Games for Small Groups

Jessica Kirzane


In geveb is pub­lish­ing a series of games for use in Yid­dish lan­guage class­es. This game work­sheet was gen­er­ous­ly shared with In geveb by Jes­si­ca Kirzane. We want you to use it in what­ev­er way best aids your teach­ing. If you wish to alter or add to it, please make note of this in your new work­sheet, and please keep the orig­i­nal attri­bu­tion. You may send ques­tions or com­ments to the cre­ator through us: [email protected]​ingeveb.​org. Down­load a PDF here.

I developed this board game in response to a problem I was having in my classroom: each time I taught a new grammatical construction I found myself struggling, asking my three students to repeat the construction over and over again in order to remember it. In a larger class, as each student takes a turn with the new construction, the other students have a chance to hear it repeatedly and get comfortable with it. In a smaller class, I found myself creating puppets that students could speak to as extra members of the class, writing a lot of information gap exercises, and looking for other gimmicks that might make the experience of repetition more enjoyable. I found that if I asked the same questions without a game board, students lost interest and the class seemed to drag, but if I put in a game board and a pair of dice, the exercise somehow became fun and alive. With this particular game, my aim was to ask genuine questions that would allow students to present new information about themselves using the target grammatical constructions, hopefully also with some review of vocabulary taught throughout the course.

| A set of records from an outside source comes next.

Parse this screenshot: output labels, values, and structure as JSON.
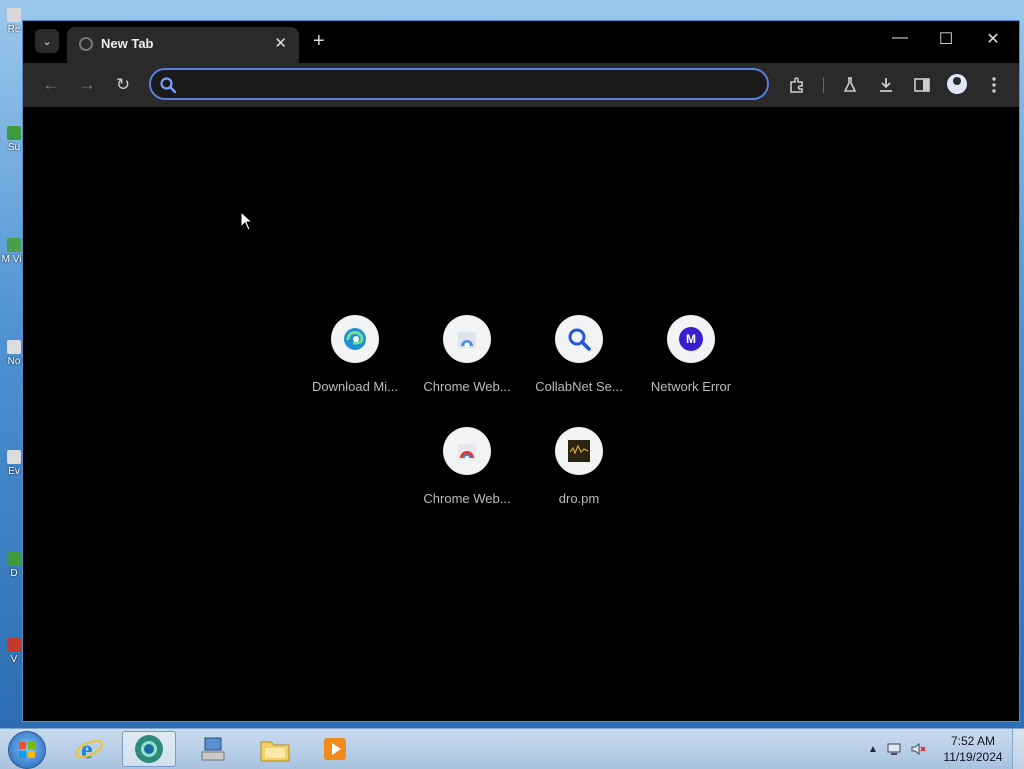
{
  "desktop": {
    "icons": [
      {
        "label": "Re",
        "color": "#c0c0c0"
      },
      {
        "label": "Su",
        "color": "#3c9b3c"
      },
      {
        "label": "M\nVis",
        "color": "#4aa04a"
      },
      {
        "label": "No",
        "color": "#dcdcdc"
      },
      {
        "label": "Ev",
        "color": "#dcdcdc"
      },
      {
        "label": "D",
        "color": "#3c9b3c"
      },
      {
        "label": "V",
        "color": "#c23a2a"
      }
    ]
  },
  "browser": {
    "tab": {
      "title": "New Tab",
      "close_glyph": "✕"
    },
    "tab_menu_glyph": "⌄",
    "new_tab_glyph": "+",
    "window_controls": {
      "minimize": "—",
      "maximize": "☐",
      "close": "✕"
    },
    "nav": {
      "back": "←",
      "forward": "→",
      "reload": "↻"
    },
    "omnibox": {
      "value": "",
      "placeholder": ""
    },
    "toolbar_icons": [
      "extensions-icon",
      "labs-flask-icon",
      "download-icon",
      "side-panel-icon",
      "profile-icon",
      "more-menu-icon"
    ],
    "accent": "#5a7fd8"
  },
  "shortcuts": [
    {
      "name": "Download Mi...",
      "icon": "edge-logo-icon"
    },
    {
      "name": "Chrome Web...",
      "icon": "chrome-web-store-icon"
    },
    {
      "name": "CollabNet Se...",
      "icon": "search-magnifier-icon"
    },
    {
      "name": "Network Error",
      "icon": "letter-m-icon",
      "letter": "M",
      "color": "#3a1fcf"
    },
    {
      "name": "Chrome Web...",
      "icon": "chrome-web-store-colored-icon"
    },
    {
      "name": "dro.pm",
      "icon": "dro-pm-thumbnail-icon"
    }
  ],
  "taskbar": {
    "apps": [
      "internet-explorer-icon",
      "chrome-canary-icon",
      "network-computer-icon",
      "file-explorer-icon",
      "media-player-icon"
    ],
    "clock": {
      "time": "7:52 AM",
      "date": "11/19/2024"
    }
  }
}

I created this exercise as a review for the final exam of a first semester university-level Yiddish course. The conditional tense was one of the last grammatical points covered in the curriculum that semester, so the material was fresh and students were still working to gain fluency in it. I had only three students in the class that semester, so we all gathered around the one board, but I imagine that larger classes should break into smaller groups to play the game. As we played, I encouraged students to use each question as a conversation starter, rather than simply answering and then moving on—so the game actually lasted quite a while.

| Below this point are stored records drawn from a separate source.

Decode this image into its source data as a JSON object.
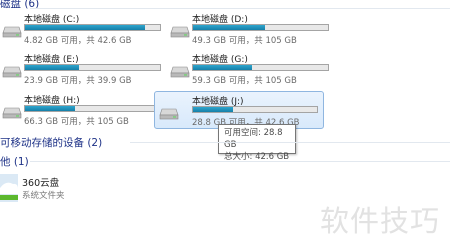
{
  "sections": {
    "hard_disks": "磁盘 (6)",
    "removable": "可移动存储的设备 (2)",
    "other": "他 (1)"
  },
  "drives": [
    {
      "name": "本地磁盘 (C:)",
      "free": "4.82 GB 可用，共 42.6 GB",
      "used_fraction": 0.89
    },
    {
      "name": "本地磁盘 (D:)",
      "free": "49.3 GB 可用，共 105 GB",
      "used_fraction": 0.53
    },
    {
      "name": "本地磁盘 (E:)",
      "free": "23.9 GB 可用，共 39.9 GB",
      "used_fraction": 0.4
    },
    {
      "name": "本地磁盘 (G:)",
      "free": "59.3 GB 可用，共 105 GB",
      "used_fraction": 0.44
    },
    {
      "name": "本地磁盘 (H:)",
      "free": "66.3 GB 可用，共 105 GB",
      "used_fraction": 0.37
    },
    {
      "name": "本地磁盘 (J:)",
      "free": "28.8 GB 可用，共 42.6 GB",
      "used_fraction": 0.32
    }
  ],
  "tooltip": {
    "free_space": "可用空间: 28.8 GB",
    "total_size": "总大小: 42.6 GB"
  },
  "other_items": [
    {
      "name": "360云盘",
      "subtitle": "系统文件夹",
      "icon": "cloud-drive-icon"
    }
  ],
  "watermark": "软件技巧",
  "colors": {
    "bar_fill": "#2196c4",
    "section_heading": "#1e3287"
  }
}
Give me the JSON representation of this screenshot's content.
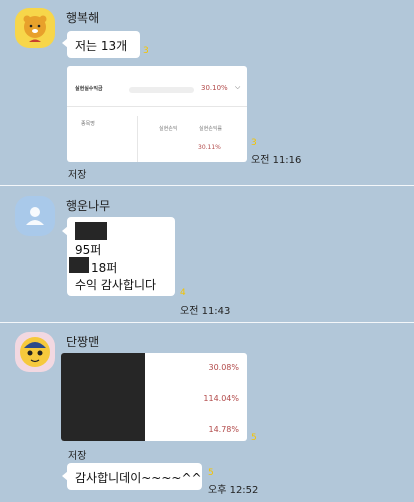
{
  "messages": [
    {
      "sender": "행복해",
      "bubble_text": "저는 13개",
      "bubble_unread": "3",
      "image_card": {
        "title": "실현실수익금",
        "value": "30.10%",
        "col_label": "종목명",
        "col_a": "실현손익",
        "col_b": "실현손익률",
        "row_value": "30.11%"
      },
      "image_unread": "3",
      "time": "오전 11:16",
      "save_label": "저장"
    },
    {
      "sender": "행운나무",
      "lines": [
        "95퍼",
        "18퍼",
        "수익 감사합니다"
      ],
      "unread": "4",
      "time": "오전 11:43"
    },
    {
      "sender": "단짱맨",
      "image_values": [
        "30.08%",
        "114.04%",
        "14.78%"
      ],
      "image_unread": "5",
      "save_label": "저장",
      "bubble_text": "감사합니데이~~~~^^",
      "bubble_unread": "5",
      "time": "오후 12:52"
    }
  ],
  "colors": {
    "background": "#b2c7d9",
    "unread": "#f5c400",
    "percent": "#b24a4a"
  },
  "icons": [
    "ryan-avatar-icon",
    "default-profile-icon",
    "character-avatar-icon",
    "chevron-down-icon"
  ]
}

The game worked quite well, although we never made it to the end; we kept getting side-tracked as students had conversations based on the questions. The game board and pieces added enough of a feeling of fun that they broke up the routine of my classroom and created a lighthearted atmosphere that helped to facilitate conversation.

Kirzane, Jessica. “Games for Small Groups.” In geveb, November 2015:
Kirzane, Jessica. “Games for Small Groups.” In geveb (November 2015): Accessed Jan 22, 2021.


Jessica Kirzane

Jessica Kirzane is a Lecturer in Yiddish at the University of Chicago. She holds a PhD in Yiddish Studies from Columbia University. Jessica is the Editor-in-Chief for In Geveb: A Journal of Yiddish Studies.